That includes the People team, which I am a part of. As a People Lead I look out for talented people who might be interested in joining the EE network, so I’d like to talk about some of the challenges we’ve faced when looking for DevOps engineers – and how we’re starting to focus on operability instead.
Over the past 5 years there’s been huge demand across the IT industry for DevOps engineers, DevOps teams, and DevOps everything. Many people have responded to this by adding DevOps to the dreaded bunch of keywords on their CV, and it’s made DevOps recruitment very difficult.
The diagram below shows the DevOps recruitment process we’ve been following until now (not exhaustively – just our general guidelines):

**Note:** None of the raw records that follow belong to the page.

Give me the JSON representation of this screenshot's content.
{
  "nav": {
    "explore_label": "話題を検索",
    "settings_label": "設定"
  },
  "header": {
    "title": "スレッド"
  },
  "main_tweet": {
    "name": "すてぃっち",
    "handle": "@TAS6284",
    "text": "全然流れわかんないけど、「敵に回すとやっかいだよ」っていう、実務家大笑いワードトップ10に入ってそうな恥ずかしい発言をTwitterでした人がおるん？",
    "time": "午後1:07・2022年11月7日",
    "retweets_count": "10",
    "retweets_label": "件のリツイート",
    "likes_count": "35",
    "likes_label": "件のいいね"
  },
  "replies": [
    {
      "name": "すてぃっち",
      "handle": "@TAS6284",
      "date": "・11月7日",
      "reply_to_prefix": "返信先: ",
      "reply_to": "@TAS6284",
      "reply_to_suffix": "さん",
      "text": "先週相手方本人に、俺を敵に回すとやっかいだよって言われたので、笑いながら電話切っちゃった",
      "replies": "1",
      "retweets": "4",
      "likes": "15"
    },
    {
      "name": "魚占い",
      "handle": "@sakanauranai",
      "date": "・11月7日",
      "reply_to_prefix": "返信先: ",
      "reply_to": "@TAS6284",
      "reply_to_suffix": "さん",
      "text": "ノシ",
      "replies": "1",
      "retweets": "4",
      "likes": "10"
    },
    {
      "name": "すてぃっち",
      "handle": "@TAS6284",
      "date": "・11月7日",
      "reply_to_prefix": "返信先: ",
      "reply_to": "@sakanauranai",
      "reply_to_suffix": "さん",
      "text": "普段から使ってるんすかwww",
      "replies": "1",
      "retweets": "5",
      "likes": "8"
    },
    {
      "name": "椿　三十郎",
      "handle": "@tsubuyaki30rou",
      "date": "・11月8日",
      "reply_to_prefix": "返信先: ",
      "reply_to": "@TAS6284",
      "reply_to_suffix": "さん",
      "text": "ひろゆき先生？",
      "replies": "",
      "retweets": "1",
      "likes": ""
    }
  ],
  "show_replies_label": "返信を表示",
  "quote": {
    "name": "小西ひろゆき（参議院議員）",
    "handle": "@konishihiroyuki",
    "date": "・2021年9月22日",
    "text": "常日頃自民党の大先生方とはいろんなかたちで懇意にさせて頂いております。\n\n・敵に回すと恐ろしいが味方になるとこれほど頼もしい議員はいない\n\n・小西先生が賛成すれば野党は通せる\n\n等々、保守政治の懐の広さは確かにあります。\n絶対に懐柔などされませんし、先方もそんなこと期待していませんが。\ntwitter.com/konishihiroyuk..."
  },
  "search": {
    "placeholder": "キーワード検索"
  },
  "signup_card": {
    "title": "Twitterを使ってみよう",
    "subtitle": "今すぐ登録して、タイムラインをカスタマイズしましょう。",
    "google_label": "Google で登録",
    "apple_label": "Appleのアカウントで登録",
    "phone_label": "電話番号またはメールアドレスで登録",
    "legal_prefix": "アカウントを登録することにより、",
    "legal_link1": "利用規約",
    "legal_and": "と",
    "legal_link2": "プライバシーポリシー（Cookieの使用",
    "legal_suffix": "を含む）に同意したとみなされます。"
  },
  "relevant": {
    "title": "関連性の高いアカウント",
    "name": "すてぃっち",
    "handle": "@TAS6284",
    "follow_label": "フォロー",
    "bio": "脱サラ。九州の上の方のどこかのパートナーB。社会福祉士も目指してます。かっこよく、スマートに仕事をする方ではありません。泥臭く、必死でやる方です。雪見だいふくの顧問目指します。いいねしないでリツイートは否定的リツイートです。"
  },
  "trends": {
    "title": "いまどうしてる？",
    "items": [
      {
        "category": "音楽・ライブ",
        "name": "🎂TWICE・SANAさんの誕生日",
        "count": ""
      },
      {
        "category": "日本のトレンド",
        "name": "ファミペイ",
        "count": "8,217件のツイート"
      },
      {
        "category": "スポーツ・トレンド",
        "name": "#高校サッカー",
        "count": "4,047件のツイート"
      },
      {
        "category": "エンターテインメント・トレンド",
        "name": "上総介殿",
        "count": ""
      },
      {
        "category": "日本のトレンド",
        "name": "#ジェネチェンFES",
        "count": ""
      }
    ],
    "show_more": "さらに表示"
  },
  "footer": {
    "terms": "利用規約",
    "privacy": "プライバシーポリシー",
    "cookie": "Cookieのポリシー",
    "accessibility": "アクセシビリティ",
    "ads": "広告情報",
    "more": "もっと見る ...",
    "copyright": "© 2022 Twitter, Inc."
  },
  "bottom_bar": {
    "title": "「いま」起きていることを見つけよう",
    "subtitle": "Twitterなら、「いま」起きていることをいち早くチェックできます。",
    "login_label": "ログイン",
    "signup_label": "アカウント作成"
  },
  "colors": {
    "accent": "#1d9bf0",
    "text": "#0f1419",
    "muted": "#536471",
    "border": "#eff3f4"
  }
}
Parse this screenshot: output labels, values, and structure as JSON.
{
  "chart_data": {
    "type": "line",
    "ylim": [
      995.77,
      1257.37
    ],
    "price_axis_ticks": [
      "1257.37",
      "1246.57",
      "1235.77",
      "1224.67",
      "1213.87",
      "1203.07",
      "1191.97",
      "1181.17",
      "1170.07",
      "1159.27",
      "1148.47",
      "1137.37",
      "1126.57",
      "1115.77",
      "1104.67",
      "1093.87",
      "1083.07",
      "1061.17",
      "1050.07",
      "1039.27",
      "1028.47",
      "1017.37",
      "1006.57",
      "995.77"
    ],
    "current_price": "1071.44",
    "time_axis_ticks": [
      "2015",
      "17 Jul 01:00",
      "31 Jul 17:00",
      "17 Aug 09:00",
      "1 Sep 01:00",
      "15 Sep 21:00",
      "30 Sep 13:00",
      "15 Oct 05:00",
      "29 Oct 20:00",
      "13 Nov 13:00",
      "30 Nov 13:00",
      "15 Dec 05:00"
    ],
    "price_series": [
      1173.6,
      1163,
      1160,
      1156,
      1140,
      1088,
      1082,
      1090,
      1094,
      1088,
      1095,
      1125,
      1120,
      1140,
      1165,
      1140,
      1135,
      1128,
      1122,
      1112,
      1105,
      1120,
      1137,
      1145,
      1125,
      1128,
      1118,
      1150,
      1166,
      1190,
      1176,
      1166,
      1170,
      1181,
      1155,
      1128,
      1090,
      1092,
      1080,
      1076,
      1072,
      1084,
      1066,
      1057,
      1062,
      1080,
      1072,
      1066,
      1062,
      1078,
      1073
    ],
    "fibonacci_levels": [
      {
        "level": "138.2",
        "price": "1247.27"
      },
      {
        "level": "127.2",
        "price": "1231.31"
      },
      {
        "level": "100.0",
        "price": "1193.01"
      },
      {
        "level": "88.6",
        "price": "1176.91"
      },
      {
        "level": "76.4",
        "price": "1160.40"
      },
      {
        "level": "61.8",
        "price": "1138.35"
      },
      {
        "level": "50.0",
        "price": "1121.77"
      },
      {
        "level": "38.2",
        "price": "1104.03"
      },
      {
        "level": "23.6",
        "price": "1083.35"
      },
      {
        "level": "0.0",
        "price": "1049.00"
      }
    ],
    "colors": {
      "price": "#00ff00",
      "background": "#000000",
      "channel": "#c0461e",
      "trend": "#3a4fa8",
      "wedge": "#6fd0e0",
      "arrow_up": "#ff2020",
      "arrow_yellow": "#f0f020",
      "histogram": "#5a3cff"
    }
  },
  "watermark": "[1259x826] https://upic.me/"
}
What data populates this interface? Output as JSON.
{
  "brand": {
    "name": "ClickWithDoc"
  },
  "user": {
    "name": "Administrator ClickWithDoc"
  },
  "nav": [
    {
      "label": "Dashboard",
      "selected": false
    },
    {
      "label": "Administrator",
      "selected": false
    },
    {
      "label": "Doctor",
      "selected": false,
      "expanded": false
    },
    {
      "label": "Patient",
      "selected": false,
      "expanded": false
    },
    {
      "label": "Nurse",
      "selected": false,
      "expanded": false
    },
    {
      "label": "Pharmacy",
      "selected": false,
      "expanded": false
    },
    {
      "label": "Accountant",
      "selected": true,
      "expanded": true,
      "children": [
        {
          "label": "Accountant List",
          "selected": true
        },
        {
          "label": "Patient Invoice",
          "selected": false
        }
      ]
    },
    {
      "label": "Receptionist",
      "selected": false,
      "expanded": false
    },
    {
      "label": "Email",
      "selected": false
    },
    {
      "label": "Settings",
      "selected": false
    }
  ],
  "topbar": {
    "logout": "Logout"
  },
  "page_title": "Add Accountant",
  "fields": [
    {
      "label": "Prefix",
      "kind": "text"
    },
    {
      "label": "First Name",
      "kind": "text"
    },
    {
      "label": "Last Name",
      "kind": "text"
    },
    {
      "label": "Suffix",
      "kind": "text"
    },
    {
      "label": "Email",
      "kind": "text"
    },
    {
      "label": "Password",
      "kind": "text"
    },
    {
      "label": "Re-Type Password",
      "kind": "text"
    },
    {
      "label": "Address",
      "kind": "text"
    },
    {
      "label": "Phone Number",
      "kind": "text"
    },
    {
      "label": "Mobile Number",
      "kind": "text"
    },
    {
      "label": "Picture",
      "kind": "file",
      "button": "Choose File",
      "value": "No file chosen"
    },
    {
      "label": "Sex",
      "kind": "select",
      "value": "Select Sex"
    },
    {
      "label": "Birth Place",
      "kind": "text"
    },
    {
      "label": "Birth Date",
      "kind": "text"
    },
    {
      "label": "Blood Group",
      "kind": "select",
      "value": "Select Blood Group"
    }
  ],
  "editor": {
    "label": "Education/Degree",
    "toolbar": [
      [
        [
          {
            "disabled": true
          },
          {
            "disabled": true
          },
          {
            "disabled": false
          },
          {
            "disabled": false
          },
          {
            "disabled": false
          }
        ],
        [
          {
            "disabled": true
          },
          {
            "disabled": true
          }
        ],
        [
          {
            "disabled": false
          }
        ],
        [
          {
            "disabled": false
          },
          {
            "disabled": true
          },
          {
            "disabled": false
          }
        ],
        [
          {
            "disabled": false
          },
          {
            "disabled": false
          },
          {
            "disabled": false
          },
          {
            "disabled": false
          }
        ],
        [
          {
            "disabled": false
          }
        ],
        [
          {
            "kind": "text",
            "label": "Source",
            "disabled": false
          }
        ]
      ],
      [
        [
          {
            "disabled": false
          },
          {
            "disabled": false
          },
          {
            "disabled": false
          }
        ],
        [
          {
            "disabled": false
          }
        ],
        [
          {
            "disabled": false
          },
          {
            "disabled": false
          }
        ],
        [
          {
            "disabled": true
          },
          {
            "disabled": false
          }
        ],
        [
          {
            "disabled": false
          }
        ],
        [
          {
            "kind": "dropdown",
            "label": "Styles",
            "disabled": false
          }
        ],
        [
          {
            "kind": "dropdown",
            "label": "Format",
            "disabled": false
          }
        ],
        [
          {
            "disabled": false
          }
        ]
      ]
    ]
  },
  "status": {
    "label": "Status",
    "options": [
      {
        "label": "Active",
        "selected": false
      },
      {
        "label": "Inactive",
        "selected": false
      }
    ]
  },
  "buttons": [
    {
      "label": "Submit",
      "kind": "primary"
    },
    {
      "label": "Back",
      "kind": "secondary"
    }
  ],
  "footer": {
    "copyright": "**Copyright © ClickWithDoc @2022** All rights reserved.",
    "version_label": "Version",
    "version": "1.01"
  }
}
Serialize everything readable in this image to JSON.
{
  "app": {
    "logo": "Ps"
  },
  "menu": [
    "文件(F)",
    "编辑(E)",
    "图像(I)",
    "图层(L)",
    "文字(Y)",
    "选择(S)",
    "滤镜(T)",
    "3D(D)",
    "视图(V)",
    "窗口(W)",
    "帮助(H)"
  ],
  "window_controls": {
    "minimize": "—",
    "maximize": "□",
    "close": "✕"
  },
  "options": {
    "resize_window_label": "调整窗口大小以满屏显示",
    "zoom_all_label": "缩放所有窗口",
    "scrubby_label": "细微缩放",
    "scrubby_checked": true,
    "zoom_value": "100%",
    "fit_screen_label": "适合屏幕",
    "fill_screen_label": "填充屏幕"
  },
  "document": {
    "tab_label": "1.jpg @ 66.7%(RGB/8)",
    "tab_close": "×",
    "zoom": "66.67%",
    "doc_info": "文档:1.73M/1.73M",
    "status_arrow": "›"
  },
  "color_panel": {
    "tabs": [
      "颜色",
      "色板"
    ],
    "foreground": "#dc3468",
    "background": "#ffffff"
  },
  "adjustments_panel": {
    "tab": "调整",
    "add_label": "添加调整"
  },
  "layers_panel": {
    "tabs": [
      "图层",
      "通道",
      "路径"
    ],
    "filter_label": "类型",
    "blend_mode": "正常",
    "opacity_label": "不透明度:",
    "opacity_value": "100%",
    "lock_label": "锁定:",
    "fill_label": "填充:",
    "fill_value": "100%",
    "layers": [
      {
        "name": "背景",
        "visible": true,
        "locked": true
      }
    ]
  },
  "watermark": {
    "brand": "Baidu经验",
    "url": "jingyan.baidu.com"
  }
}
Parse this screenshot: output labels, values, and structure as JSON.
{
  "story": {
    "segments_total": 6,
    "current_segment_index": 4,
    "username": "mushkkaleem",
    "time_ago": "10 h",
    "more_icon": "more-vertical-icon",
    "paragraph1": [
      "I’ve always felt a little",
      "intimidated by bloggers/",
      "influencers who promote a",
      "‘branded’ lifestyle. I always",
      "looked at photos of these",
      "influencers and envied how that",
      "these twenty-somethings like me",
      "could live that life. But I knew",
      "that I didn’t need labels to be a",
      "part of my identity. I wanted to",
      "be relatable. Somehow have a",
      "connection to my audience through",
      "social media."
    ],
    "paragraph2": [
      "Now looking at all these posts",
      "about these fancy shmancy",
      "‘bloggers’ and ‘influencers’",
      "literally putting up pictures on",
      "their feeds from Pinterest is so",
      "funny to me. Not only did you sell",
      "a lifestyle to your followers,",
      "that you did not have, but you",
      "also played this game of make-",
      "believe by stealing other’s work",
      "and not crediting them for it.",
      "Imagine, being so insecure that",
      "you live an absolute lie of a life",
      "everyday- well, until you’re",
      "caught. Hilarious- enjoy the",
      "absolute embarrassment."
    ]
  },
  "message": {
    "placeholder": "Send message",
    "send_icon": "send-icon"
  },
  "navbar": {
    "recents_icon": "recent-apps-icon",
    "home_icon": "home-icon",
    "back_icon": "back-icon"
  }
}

Using this process, we’ve connected with DevOps people who are experienced in operating complex production systems, and it’s been great to have them join the EE network. However, we’ve also experienced two major problems:
- Too many search results: our online searches are frontloaded with the “DevOps” keyword plus additional keywords such as “infrastructure as code”, so there’s always a lot of potential candidates with those buzzwords to wade through.
- Too slow to find a mismatch: our first look at a candidate’s abilities comes during the pair coding test, so we often don’t find a mismatch between Equal Experts and a candidate until the candidate comes into the office.
These problems have caused us to burn a lot of time. So to find the right candidates with the requisite experience and skills, we’re changing the way we work. That starts with understanding what we’re actually looking for.
What we’re looking for
Our ethos is to recruit the best technologists in their field – and avoid becoming lost in keywords, tools, frameworks, libraries, etc. It’s not about delving into the world of LinkedIn, StackOverflow, and GitHub profiles. It’s about looking for people who can work in a team to deliver innovative solutions for hard problems.
Dan’s earlier post on the value of operability highlights that we’ve been using DevOps as a proxy for important skills we’ve not put a name to before. We’re looking for people who write unit tests for their infrastructure scripts, create telemetry platforms that are easy to use, and collaborate with developers on resilient architectures. We’re looking for people who can build and operate production systems at scale, and help clients understand how operational requirements contribute to their business problems.
In short, we’re looking for operability engineers – but we need to respect the market, at least for now. So we’ll be looking for DevOps/Operability Engineers from here on.
Looking for DevOps/Operability Engineers
Dan’s post described how clients often equate DevOps with Infrastructure As Code. He also listed Requirements, Telemetry, Deployment Health, Shared On-Call, and Post-Mortems as other essential characteristics of operability.
This gives us a pathway to shift our recruitment process from DevOps towards operability. In future, we’ll be approaching it as follows:
This highlights several changes we’re going to make in our recruitment process:
- When we look for candidates, we’re going to look beyond keywords such as “DevOps” and “Infrastructure as Code”. That means looking for skills such as “Monitoring” and “Alerting” with tools such as Prometheus and PagerDuty
- When we talk with candidates, we’re going to home in on how they’ve collaborated on production systems in the past. We’re big believers in collaboration, and candidates that have worked with developers, testers, and business people to deliver operational requirements will stand out.
- When we test candidates, we’re going to add an unattended coding test. This will help us to concentrate on candidates experienced in coding infrastructure, telemetry, etc.
This means going against the grain. Right now the IT industry is all about DevOps, but we’re far more interested in finding good candidates experienced in modern operability practices.
As usual, the EE network of organisational expertise and shared experiences will be enormously helpful to us. We’ll be able to work with our Associates to look for candidates by referral. And we’ll stay in touch with any candidates who are unsuccessful or under contract elsewhere; we’re looking to build a community for the long term.
Our mission is to make Equal Experts the first place the best operability engineers come to when looking for something new. It’s going to take time – but I think this approach is a big step in the right direction.
This is the fourth article in our multi-author series “Everyone Does Continuous Delivery”, which aims to explore DevOps and Continuous Delivery – and how they affect our culture and work. Keep an eye on the blog or follow us on Twitter for the latest updates.